To understand science involves testing predictions by gathering data and using evidence to develop explanations of events and phenomena:
I achieved this goal when Tiia and I conducted our own experiment. We wanted to find out if salt effected the speed of change in states or not. It turned out that both of the ice cubes we used had salt in them which meant there was no control. As a result, we didn’t find out the answer to our question. However, we still proved part of our hypothesis correct. We thought that when the water evaporated that it wouldn’t evaporate with the salt and that the salt would just stay at the bottom of the container. This turned out to happen. The salt never evaporated because salt doesn’t evaporate because it’s a solid. It would’ve had to sublimate but it didn’t because there wasn’t enough heat. The heater we put the ice next to was at approx. 45°C. This heat was only enough to catalyse melting and evaporation but wasn’t enough to exert sublimation.
To suggest improvements to the methods used to investigate a question or solve a problem:

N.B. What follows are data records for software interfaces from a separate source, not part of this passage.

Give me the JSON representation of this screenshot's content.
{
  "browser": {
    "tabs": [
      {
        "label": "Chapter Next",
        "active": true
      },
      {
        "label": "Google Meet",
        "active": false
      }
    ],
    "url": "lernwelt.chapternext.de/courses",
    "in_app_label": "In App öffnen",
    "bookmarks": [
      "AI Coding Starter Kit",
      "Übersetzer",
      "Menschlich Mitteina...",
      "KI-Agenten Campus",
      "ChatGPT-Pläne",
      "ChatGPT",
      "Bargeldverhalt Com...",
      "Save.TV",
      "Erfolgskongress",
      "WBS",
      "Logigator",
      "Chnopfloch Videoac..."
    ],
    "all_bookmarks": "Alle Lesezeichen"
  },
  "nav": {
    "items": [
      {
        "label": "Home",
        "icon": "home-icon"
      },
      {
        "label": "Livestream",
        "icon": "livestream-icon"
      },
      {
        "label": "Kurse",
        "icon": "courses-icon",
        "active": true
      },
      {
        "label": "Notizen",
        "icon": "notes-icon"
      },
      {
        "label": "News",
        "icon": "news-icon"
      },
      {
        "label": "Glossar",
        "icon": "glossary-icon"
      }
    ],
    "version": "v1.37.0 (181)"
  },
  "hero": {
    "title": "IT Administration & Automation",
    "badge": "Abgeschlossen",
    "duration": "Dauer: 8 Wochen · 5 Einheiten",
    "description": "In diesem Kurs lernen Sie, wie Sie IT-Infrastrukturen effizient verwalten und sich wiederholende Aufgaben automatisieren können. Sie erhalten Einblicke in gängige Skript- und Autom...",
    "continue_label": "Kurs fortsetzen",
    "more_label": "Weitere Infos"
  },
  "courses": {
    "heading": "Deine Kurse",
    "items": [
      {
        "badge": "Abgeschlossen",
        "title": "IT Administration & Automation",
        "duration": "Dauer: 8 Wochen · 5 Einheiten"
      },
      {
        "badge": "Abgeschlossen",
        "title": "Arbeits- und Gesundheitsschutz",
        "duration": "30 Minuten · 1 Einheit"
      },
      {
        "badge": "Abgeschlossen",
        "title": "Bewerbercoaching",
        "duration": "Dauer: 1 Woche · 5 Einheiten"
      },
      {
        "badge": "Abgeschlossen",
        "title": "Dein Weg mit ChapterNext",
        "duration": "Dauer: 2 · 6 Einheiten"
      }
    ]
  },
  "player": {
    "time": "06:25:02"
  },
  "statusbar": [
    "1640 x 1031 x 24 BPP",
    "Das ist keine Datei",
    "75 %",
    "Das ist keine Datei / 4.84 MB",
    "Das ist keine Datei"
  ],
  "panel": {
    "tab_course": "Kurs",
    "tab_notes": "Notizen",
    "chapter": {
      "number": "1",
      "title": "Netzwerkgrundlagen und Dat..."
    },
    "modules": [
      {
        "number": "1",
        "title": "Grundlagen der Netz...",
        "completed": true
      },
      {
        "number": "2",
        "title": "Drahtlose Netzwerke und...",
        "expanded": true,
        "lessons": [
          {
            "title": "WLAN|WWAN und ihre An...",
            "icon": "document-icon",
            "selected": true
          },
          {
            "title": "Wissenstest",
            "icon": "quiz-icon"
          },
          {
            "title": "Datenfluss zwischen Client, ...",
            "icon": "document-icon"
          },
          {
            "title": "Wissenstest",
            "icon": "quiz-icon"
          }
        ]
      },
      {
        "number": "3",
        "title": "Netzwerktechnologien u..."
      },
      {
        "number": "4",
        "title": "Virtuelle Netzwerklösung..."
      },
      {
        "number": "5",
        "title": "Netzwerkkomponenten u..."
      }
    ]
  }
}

I achieved this goal when learning about conducting our own experiment. Our class suggested that when presenting the experiments we could use a video example of the method. I agreed and thought that this would help represent our understanding and help the audience understand the process using a visual example.
To compare data with predictions and use as evidence in developing explanations:
I achieved this goal by comparing my data to my prediction when conducting the experiment with Tiia. We didn’t carry out the experiment properly but we proved part of our prediction, that the salt wouldn’t evaporate and would just stay at the bottom of the container. Our explanation was that the salt didn’t have enough heat. For it to turn into a gas it would have to sublimate because it’s a solid. We thought that was because there wasn’t enough heat. Therefor, it didn’t sublimate.
To take notes on my reading that will help me create a reflection or summary and when I am creating explanations for observations in experiments:
I achieved this goal when Tiia and I conducted our experiment. We did a little bit of research and couldn’t find anything about salt being able to evaporate. We also referred to our prior knowledge of change in states. We knew that salt was a solid and we knew that there was a change to turn it straight into a gas and skip the liquid stage. This change is sublimation. This change didn’t happen because the heater wasn’t hot enough. This helped us in concluding that the salt stayed there because there wasn’t enough heat to make it sublimate.
To create scientific explanations and lab reports that follow a conventional outline and that clearly communicate my understanding:
I achieved this goal when Tiia and I conducted our experiment. This link will take you to our Lab Report-Scientific Lab Report
In science, I could improve on my accuracy when testing predictions by conducting experiments. I could improve on this by practising and taking into account all the things that could go wrong in the experiment. Also by communicating with my partner better and making sure that we both know what to do and how to do it. From this science experience I have learnt that experiments need to be very carefully planned out and conducted. Research is a very important part as well. You need to be able to produce explanations not just from your data but from research as well.